That’s a great question – do we really need to run a survey to show that people prefer consuming information in their own language? Linguists and savvy global executives view this question as rhetorical, if not laughable. We could reasonably say without a survey that 90% of people will immediately leave a website that is not in a language that they understand. But there is one big exception to that anecdotal fact – they won’t leave if there is something they really want or need from that foreign-language website. Our survey probed consumers on preferences and problems, while our analysis focuses on the likelihood that they’ll do what they need to get the information, product, service, or support they need or want.
- What do consumers want that they can’t get in their own language? Many factors drive people to English-language sites even if their English isn’t that good – such as marketplaces, deeper content, the choice of goods and services, more sophisticated customer experiences, product reviews, and more customer support. There is an enormous amount of information and things available only in English – and a lot of global demand.
- How well do people succeed in getting what they want or need in another language? What if they partially understand it or can’t read it all? In our survey we asked respondents about their confidence in understanding English content online – but we also drilled down into the likelihood of them taking certain actions while actually reading that language online.
“Likelihood” is an important word here – while the survey results show preference, our correlations demonstrate the probability of someone buying something based on a correlation such as confidence in their English-language skills. The results show a marked difference between their self-assessed confidence in understanding English-language content and their lower level of comfort in undertaking those activities in another language. Throughout the report are correlations such as non-native speakers of English who are confident in their English-language skills 7.45 times more likely to visit English sites than those without that level of proficiency.
How Companies Use This Data
Not surprisingly, we found that people are best able to communicate in their most frequently used language (that is, their native language), but their behavior shows less English-language competency than what they profess for activities. What that means is that if you sell something people want or need but don’t offer it in their language, you’re less likely to get their business as 75% or more of them drop out at some point along the customer journey.

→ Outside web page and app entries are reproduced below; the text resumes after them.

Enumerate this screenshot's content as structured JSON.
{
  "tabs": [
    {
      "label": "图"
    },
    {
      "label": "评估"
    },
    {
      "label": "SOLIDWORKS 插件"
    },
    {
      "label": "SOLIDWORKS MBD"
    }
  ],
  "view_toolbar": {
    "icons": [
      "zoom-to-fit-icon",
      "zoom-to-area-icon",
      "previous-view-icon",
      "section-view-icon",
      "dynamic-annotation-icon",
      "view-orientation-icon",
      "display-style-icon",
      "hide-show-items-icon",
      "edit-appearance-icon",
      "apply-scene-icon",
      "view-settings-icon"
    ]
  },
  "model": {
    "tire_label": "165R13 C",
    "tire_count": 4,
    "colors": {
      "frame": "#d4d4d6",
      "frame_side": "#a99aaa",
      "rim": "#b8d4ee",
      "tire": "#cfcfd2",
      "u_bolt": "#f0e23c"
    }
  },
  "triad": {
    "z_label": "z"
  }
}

Companies and government agencies have long used “Can’t Read, Won’t Buy” data as part of business planning: “Should we localize? Which countries demand translation the most? Where in the customer journey is essential? They use this data in conjunction with our digital opportunity research as a starting point in their analysis to: 1) Get top-line figures for the total online-accessible economic potential (eGDP) and audience for the world’s 100 most valuable language; 2) benchmark against competitors for international language support; and 3) forecast revenue and supporting functions such as set sales targets, prioritize markets, and build business cases.
Find out more about CRWB-B2C, the upcoming “Can’t Read, Won’t Buy – B2B” report on business users and localization, and related research from our Global Growth Research Series. For specific datacuts such as all data by country, by gender, or by age, email email@example.com.